*** Opening THE RECORDS ***

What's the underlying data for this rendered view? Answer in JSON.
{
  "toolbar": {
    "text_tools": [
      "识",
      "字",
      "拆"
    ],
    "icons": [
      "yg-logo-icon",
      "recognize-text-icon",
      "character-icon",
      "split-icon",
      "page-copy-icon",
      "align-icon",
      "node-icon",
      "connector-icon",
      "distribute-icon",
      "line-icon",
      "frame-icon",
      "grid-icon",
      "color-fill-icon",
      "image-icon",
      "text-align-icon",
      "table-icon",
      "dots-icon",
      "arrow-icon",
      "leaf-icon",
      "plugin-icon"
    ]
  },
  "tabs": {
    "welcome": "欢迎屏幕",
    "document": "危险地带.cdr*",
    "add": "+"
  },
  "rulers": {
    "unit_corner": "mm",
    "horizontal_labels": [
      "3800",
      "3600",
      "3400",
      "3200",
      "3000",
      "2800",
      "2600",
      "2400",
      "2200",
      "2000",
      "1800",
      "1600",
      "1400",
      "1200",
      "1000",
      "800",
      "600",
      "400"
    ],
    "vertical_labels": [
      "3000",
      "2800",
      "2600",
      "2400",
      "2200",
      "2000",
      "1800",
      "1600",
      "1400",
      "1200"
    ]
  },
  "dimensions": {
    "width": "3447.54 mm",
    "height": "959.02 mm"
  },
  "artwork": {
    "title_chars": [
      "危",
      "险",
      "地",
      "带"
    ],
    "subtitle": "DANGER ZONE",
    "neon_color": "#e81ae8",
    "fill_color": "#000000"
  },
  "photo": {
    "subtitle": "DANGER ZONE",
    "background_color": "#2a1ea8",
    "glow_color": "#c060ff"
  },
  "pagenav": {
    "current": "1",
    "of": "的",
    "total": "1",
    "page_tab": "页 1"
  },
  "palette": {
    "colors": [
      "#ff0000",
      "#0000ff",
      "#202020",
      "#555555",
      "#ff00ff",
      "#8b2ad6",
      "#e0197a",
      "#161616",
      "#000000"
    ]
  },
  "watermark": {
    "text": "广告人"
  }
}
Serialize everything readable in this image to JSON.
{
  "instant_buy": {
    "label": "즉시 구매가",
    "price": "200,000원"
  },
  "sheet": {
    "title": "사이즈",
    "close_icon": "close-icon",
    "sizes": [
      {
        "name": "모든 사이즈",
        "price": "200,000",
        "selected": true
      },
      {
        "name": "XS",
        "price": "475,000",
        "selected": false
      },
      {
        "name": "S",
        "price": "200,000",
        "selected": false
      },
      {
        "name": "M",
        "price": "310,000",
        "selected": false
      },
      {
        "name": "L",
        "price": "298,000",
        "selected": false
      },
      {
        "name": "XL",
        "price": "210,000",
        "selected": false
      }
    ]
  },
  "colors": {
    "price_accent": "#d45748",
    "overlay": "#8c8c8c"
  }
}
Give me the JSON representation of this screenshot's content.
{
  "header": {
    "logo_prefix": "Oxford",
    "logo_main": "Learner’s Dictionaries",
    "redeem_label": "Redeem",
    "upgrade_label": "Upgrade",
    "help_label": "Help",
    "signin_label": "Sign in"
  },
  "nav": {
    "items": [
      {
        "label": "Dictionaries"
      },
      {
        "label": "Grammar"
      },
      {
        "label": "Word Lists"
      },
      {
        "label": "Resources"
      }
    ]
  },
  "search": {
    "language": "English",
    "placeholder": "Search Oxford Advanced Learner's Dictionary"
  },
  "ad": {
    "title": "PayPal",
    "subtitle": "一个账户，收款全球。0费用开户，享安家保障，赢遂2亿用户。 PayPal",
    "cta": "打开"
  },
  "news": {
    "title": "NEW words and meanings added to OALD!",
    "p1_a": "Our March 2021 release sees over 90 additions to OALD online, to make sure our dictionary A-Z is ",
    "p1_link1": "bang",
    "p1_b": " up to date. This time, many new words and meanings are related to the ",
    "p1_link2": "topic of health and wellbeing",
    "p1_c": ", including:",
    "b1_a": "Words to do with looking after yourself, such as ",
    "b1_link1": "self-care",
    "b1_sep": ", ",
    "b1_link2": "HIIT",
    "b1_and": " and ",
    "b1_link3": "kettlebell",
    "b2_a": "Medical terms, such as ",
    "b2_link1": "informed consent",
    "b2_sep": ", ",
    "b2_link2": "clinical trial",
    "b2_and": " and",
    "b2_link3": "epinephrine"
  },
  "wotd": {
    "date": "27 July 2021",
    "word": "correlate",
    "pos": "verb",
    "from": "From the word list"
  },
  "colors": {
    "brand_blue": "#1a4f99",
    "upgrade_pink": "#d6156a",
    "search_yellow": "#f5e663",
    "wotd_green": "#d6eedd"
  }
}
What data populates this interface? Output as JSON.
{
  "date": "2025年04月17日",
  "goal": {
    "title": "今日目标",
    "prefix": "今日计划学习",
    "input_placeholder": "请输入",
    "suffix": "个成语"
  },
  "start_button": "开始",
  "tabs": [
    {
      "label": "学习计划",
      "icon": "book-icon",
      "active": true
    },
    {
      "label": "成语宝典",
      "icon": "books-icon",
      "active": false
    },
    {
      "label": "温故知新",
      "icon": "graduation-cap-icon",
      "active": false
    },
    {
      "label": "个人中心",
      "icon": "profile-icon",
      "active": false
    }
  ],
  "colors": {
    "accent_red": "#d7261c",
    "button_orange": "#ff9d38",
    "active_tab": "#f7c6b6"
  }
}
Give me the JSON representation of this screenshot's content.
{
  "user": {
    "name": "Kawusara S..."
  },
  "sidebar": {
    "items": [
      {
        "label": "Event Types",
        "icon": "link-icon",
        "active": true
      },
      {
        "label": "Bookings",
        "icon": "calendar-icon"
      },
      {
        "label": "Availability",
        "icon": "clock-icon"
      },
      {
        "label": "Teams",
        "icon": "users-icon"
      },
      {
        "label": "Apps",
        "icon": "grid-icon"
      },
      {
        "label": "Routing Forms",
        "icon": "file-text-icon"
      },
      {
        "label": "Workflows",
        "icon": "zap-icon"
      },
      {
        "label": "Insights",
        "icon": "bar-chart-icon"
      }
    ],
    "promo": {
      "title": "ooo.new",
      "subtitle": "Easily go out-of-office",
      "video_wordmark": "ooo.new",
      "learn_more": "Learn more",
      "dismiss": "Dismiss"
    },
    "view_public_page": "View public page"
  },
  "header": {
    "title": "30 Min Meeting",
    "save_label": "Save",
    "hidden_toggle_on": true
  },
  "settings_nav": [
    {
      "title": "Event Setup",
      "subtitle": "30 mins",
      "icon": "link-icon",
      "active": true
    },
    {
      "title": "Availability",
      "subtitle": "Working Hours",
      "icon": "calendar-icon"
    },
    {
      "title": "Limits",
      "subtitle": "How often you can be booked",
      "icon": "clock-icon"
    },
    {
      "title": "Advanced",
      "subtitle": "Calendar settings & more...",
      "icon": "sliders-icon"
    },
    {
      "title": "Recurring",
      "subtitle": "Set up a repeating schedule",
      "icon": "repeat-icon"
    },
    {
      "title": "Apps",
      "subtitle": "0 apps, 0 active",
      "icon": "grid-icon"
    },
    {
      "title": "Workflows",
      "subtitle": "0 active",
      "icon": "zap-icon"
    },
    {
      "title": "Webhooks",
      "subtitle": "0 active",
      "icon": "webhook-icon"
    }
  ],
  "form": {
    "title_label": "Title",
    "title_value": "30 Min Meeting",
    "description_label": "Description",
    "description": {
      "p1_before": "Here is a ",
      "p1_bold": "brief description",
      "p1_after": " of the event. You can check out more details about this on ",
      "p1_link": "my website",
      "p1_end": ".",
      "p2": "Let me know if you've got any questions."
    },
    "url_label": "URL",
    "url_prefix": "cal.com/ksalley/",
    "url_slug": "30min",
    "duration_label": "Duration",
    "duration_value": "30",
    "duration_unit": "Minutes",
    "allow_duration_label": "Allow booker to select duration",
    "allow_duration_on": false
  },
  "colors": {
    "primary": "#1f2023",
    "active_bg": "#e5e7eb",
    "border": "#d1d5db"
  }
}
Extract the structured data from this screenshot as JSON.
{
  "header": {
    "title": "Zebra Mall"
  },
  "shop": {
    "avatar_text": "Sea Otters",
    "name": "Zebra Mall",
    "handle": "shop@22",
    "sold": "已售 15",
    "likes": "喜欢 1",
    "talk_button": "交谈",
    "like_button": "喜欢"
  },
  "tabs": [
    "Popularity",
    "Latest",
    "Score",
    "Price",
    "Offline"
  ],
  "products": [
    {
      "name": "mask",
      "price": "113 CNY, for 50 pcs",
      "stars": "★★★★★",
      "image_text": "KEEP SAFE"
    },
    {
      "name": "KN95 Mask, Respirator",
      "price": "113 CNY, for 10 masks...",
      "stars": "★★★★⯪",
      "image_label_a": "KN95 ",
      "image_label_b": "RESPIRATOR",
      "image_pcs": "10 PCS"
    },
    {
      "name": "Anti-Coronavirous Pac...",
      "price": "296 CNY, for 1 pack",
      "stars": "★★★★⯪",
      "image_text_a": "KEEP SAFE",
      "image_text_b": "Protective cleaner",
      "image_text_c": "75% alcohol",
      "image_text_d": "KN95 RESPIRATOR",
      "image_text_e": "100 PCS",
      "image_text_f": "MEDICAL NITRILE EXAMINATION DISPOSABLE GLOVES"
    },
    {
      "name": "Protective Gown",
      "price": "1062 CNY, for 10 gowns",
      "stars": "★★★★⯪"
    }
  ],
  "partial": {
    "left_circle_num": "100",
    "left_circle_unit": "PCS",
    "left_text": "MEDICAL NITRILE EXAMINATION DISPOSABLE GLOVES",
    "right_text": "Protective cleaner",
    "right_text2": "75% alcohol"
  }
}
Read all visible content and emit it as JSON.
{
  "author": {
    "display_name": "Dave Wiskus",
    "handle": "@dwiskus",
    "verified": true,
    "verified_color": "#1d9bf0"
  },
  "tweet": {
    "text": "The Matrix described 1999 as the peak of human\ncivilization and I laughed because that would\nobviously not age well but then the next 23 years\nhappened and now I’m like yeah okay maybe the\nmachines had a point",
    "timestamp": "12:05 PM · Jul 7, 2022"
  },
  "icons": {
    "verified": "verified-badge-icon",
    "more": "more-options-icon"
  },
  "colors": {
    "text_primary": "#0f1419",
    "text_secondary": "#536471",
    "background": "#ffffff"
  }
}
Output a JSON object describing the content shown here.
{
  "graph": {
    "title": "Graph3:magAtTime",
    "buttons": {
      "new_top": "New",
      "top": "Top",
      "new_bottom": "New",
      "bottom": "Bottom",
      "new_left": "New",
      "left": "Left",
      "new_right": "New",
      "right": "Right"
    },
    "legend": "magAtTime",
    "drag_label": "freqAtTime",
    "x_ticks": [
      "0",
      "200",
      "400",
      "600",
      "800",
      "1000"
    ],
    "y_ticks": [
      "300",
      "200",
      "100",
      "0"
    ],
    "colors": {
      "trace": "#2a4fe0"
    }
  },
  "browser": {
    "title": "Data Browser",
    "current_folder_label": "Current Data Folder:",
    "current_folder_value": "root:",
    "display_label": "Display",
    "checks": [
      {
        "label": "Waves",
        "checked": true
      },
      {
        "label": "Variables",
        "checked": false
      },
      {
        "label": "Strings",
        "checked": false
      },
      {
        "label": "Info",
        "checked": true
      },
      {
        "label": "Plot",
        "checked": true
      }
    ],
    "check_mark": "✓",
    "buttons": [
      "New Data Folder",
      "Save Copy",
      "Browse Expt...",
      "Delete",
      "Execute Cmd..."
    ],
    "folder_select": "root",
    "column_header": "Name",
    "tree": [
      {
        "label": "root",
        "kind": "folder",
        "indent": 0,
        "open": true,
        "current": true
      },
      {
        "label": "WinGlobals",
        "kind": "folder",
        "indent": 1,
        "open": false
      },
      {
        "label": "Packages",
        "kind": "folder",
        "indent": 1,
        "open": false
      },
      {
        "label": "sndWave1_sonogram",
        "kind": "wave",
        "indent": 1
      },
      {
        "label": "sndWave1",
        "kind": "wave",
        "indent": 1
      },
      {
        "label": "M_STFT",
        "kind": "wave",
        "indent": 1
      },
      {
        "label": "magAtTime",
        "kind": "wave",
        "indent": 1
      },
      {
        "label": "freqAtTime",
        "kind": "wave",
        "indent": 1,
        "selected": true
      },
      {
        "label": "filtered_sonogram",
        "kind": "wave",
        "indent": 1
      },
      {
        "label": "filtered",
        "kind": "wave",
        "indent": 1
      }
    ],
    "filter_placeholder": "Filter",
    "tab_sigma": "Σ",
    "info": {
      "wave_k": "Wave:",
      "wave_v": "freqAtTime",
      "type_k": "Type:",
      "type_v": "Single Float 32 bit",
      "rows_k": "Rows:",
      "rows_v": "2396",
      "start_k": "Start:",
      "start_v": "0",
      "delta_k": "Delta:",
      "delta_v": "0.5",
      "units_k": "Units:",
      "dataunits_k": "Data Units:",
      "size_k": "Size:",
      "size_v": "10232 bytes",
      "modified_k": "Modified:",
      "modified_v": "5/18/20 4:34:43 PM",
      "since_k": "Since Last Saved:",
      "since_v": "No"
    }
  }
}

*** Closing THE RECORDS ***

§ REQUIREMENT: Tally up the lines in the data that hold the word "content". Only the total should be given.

§ TASK RESULT: 4